Mr Young, who also lives in Edinburgh, admitted that with the Celtic Tiger now on the back foot, the reality of the repercussions proved hard to bear at times. "Although we love Scotland and we enjoy life here, it's hard knowing that decision has been made for you that you can't go back," he said.
While it remains to be seen how many Irish head for the exits to start anew in Scotland, their emigration to these shores is not a new trend. In the middle of the 19th century, vast numbers escaped the famine in their homeland, resulting in a spike in the number of Irish living here.
In 1841, census results showed that 4.8 per cent of the population of Scotland was Irish-born (126,321 out of a total population of 2,620,184). Within a decade, however, the ratio had grown to 7.2 per cent, and by 1951, the Irish population of Scotland stood at 207,367.
Emigration reached its apogee in the 1950s when 50,000 people left Ireland a year, and returned in the 1980s, when spiralling unemployment saw 35,000 depart annually.
For Mr Young, a maths teacher at Bathgate Academy, history is simply repeating itself.
"One difference between the Scottish and Irish is that the Irish generally have no problem in upping sticks, but it's still hard," he explained. "We do feel that we're trapped at the moment because we can't go home."
Eimar Murphy, a beauty therapist originally from Co Kildare, is one of increasing numbers of Irish people just thankful that Scotland has afforded her a new start.
Originally settling in Aberdeen this summer, she decided to relocate to Glasgow last month to flatshare with friends. The decision to emigrate and leave behind loved ones, she recalls, was not one fraught with difficulty.

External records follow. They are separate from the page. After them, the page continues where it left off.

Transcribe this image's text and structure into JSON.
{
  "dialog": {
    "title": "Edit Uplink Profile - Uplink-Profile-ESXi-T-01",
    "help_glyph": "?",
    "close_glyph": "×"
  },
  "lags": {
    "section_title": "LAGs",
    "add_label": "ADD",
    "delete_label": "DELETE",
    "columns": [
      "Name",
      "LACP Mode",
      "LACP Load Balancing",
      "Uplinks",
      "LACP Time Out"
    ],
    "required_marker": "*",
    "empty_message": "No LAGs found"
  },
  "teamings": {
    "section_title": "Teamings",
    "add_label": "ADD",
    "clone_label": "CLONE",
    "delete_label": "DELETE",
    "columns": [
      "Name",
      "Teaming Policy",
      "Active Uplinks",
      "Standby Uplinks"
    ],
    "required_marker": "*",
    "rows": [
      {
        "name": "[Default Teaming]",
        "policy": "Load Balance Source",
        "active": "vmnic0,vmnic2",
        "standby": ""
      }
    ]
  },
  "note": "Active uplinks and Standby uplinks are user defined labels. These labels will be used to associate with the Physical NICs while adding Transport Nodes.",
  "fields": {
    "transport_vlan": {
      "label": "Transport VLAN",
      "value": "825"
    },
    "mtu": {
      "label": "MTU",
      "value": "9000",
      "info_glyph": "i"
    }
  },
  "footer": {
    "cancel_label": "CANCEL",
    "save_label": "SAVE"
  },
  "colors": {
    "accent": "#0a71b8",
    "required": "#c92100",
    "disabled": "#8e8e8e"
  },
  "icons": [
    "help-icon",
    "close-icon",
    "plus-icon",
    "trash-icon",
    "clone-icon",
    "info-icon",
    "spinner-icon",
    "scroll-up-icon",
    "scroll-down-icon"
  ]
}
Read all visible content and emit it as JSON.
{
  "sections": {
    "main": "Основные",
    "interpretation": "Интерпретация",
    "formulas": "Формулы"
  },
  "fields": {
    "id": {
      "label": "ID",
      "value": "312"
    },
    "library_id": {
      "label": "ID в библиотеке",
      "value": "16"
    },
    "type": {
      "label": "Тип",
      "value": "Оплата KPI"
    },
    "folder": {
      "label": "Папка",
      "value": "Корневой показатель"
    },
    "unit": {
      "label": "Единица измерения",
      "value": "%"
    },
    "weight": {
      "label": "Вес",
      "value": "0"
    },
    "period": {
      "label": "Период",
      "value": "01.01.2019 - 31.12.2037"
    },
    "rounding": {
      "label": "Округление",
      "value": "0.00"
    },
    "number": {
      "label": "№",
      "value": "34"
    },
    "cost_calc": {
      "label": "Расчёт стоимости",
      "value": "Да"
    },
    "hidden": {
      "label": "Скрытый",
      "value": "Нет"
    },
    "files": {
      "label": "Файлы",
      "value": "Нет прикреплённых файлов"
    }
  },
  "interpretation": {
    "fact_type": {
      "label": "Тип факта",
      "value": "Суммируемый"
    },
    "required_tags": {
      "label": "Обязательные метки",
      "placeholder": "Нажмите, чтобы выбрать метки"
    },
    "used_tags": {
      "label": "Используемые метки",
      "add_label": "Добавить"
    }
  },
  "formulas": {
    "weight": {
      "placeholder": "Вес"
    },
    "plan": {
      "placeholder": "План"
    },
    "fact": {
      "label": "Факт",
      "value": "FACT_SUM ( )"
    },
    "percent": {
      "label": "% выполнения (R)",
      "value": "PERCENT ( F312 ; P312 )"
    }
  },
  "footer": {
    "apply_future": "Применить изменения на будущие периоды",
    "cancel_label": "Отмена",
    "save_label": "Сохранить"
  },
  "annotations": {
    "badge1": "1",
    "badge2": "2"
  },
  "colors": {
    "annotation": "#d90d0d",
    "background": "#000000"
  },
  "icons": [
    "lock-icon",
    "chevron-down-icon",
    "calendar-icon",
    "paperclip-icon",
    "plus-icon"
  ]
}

"I was living in Kildare with my mum and dad like a prisoner with no spare money," said the 23-year-old. "There were no jobs available and I was thinking about leaving for a while. When things started to look bad earlier this year I just decided, 'That's it'."
She added: "I'm part of a generation of Irish people that will have to work and live away from the country."
The problems are not just confined to those from the south of Ireland. Gerry Dillon, originally from Newry, came to Glasgow 12 years ago to take up a construction job, and has enjoyed a fruitful career since.
He and his wife, who works in the banking sector, are expecting their first child next April, and they had hoped to return to Co Down to raise their family among grandparents and other relatives. Given the state of their respective fields of employment, however, it is an option they cannot even consider.
The 28-year-old said: "With the greatest of respect to Scotland, we want to bring up our child where our family and friends are. It's an important source of support, and of course it lets the grandparents bond with their grandchild.
"But the state the construction sector is in means it's a no-go. Northern Ireland depends a lot on the south for work. My family is all in construction, and they regularly crossed the border back and forth on contracts. That's just not happening now."
Throughout all the strife, those Irish in Scotland are torn between wanting to help their country, and the needs of their family. "There's a patriotic feeling that you have to help out but you have to think about your personal situation," said Mr Dolan.
Mr Young agreed: "For me, it's something of a crisis of conscience. I'm young, and Ireland needs young people with energy to take the country in a different course, but they're simply having to leave the country.
"In a village in west Cork near where I grew up, there was 30 men aged between 22 and 29 who left last weekend all at once. It's rough going."